Q: Can I save pumpkin seeds from my harvested pumpkins for next year’s planting?

A: Absolutely! You can save pumpkin seeds by cleaning and drying them thoroughly. Store them in a cool, dry place until you are ready to plant them the following year.

Q: Are there any specific soil requirements for growing pumpkins in Kentucky?

A: Pumpkins prefer well-drained soil with a pH level between 6.0 and 7.5. Adding organic matter, such as compost or aged manure, can improve the soil’s fertility and drainage.

Q: Is it necessary to water pumpkin plants regularly?

A: Yes, regular watering is crucial for pumpkin plants, especially during dry periods. Aim to provide about 1-2 inches of water per week, either through rainfall or irrigation.

Q: Can I use mulch around my pumpkin plants?

A: Yes! Mulching around your pumpkin plants helps conserve moisture, suppress weeds, and maintain more even soil temperatures. Organic mulches like straw or wood chips work well.

Q: Are there any companion plants that benefit pumpkin growth in Kentucky?

A: Yes! Planting marigolds or nasturtiums near your pumpkins can help deter pests and attract beneficial insects that aid in pollination.

Q: How do I know when my pumpkins are ready to be harvested?

A: Pumpkins are ready for harvest when their skin is fully colored and hardens, the vines start to dry out, and the stem attaching them turns brown and begins to shrivel.

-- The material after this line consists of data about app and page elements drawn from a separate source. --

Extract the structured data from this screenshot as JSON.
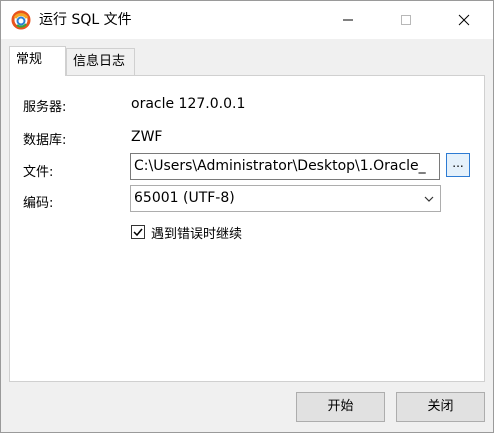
{
  "window": {
    "title": "运行 SQL 文件",
    "icon": "navicat-icon"
  },
  "tabs": [
    {
      "label": "常规",
      "active": true
    },
    {
      "label": "信息日志",
      "active": false
    }
  ],
  "form": {
    "server_label": "服务器:",
    "server_value": "oracle 127.0.0.1",
    "database_label": "数据库:",
    "database_value": "ZWF",
    "file_label": "文件:",
    "file_value": "C:\\Users\\Administrator\\Desktop\\1.Oracle_",
    "browse_label": "...",
    "encoding_label": "编码:",
    "encoding_value": "65001 (UTF-8)",
    "continue_on_error_label": "遇到错误时继续",
    "continue_on_error_checked": true
  },
  "buttons": {
    "start": "开始",
    "close": "关闭"
  },
  "colors": {
    "accent": "#2d7bd3",
    "background": "#f0f0f0"
  }
}
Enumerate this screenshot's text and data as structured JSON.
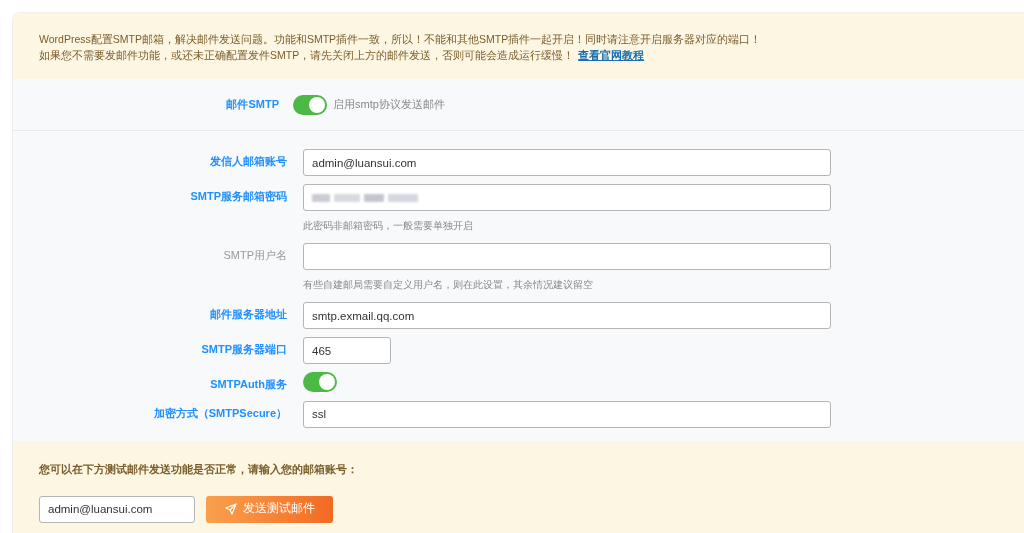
{
  "notice": {
    "lines": [
      "WordPress配置SMTP邮箱，解决邮件发送问题。功能和SMTP插件一致，所以！不能和其他SMTP插件一起开启！同时请注意开启服务器对应的端口！",
      "如果您不需要发邮件功能，或还未正确配置发件SMTP，请先关闭上方的邮件发送，否则可能会造成运行缓慢！"
    ],
    "link": "查看官网教程"
  },
  "smtp_switch": {
    "label": "邮件SMTP",
    "on": true,
    "description": "启用smtp协议发送邮件"
  },
  "fields": [
    {
      "kind": "text",
      "label": "发信人邮箱账号",
      "emphasized": true,
      "value": "admin@luansui.com"
    },
    {
      "kind": "blurred",
      "label": "SMTP服务邮箱密码",
      "emphasized": true,
      "hint": "此密码非邮箱密码，一般需要单独开启"
    },
    {
      "kind": "text",
      "label": "SMTP用户名",
      "emphasized": false,
      "hint": "有些自建邮局需要自定义用户名，则在此设置，其余情况建议留空"
    },
    {
      "kind": "text",
      "label": "邮件服务器地址",
      "emphasized": true,
      "value": "smtp.exmail.qq.com"
    },
    {
      "kind": "short_text",
      "label": "SMTP服务器端口",
      "emphasized": true,
      "value": "465"
    },
    {
      "kind": "toggle",
      "label": "SMTPAuth服务",
      "emphasized": true,
      "on": true
    },
    {
      "kind": "text",
      "label": "加密方式（SMTPSecure）",
      "emphasized": true,
      "value": "ssl"
    }
  ],
  "test": {
    "prompt": "您可以在下方测试邮件发送功能是否正常，请输入您的邮箱账号：",
    "email": "admin@luansui.com",
    "button": "发送测试邮件"
  }
}
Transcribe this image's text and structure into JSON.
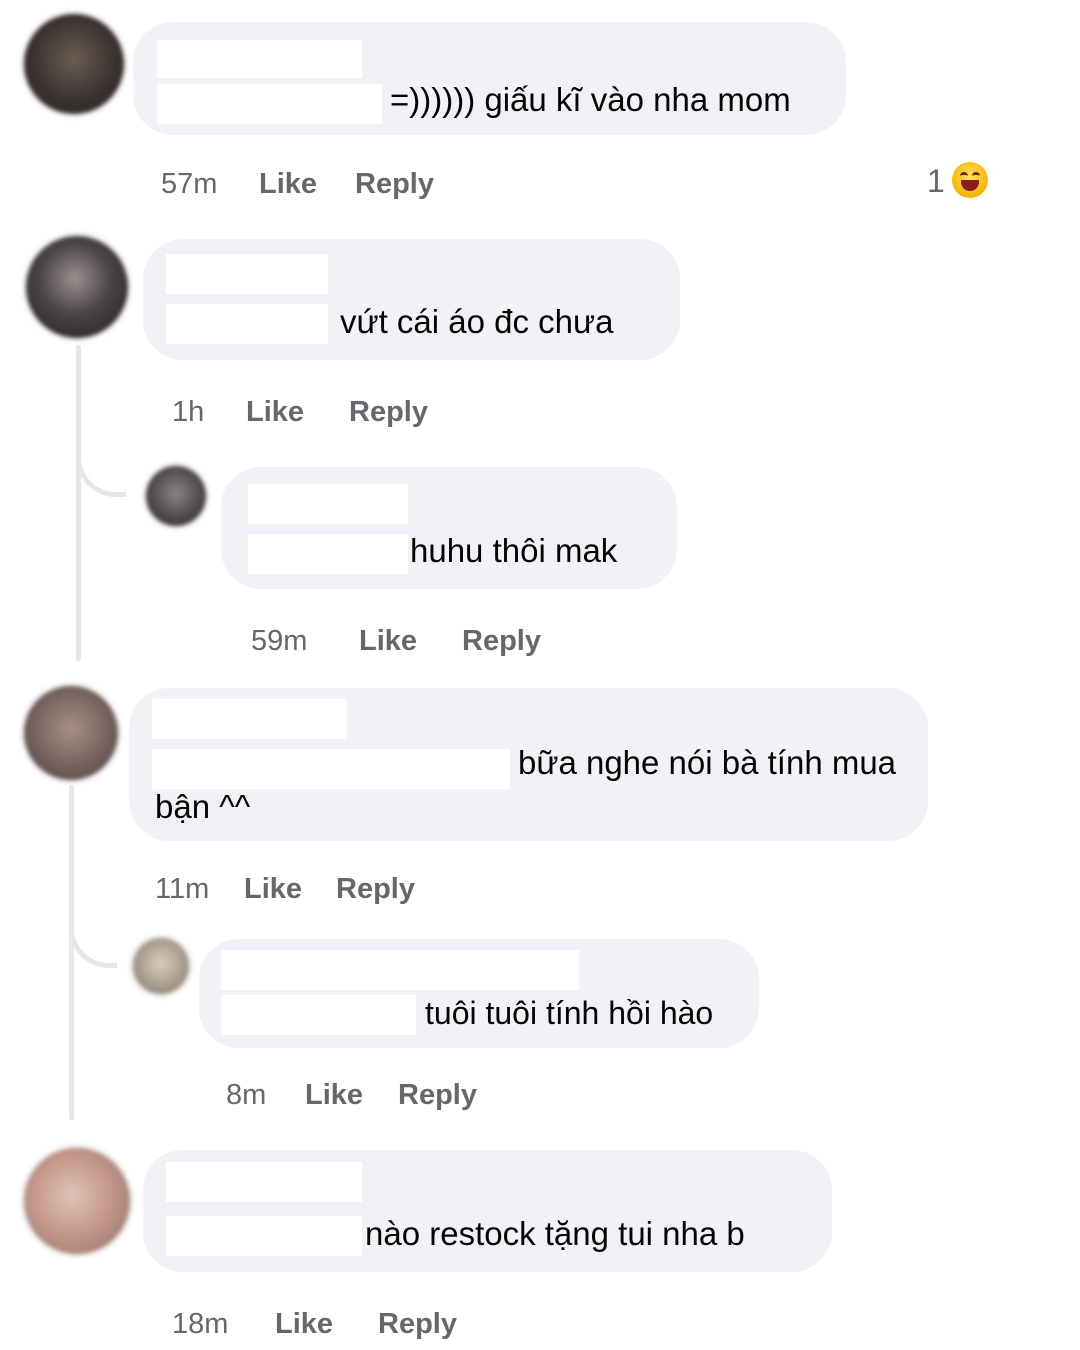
{
  "comments": [
    {
      "text": "=)))))) giấu kĩ vào nha mom",
      "time": "57m",
      "like": "Like",
      "reply": "Reply",
      "reaction_count": "1",
      "reaction_icon": "laughing-emoji"
    },
    {
      "text": "vứt cái áo đc chưa",
      "time": "1h",
      "like": "Like",
      "reply": "Reply"
    },
    {
      "text": "huhu thôi mak",
      "time": "59m",
      "like": "Like",
      "reply": "Reply"
    },
    {
      "text_line1": "bữa nghe nói bà tính mua",
      "text_line2": "bận ^^",
      "time": "11m",
      "like": "Like",
      "reply": "Reply"
    },
    {
      "text": "tuôi tuôi tính hồi hào",
      "time": "8m",
      "like": "Like",
      "reply": "Reply"
    },
    {
      "text": "nào restock tặng tui nha b",
      "time": "18m",
      "like": "Like",
      "reply": "Reply"
    }
  ],
  "colors": {
    "bubble": "#f0f2f5",
    "meta": "#65676b",
    "thread": "#e4e6eb"
  }
}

Remember that each FAQ provides valuable information based on common concerns about planting pumpkins in Kentucky.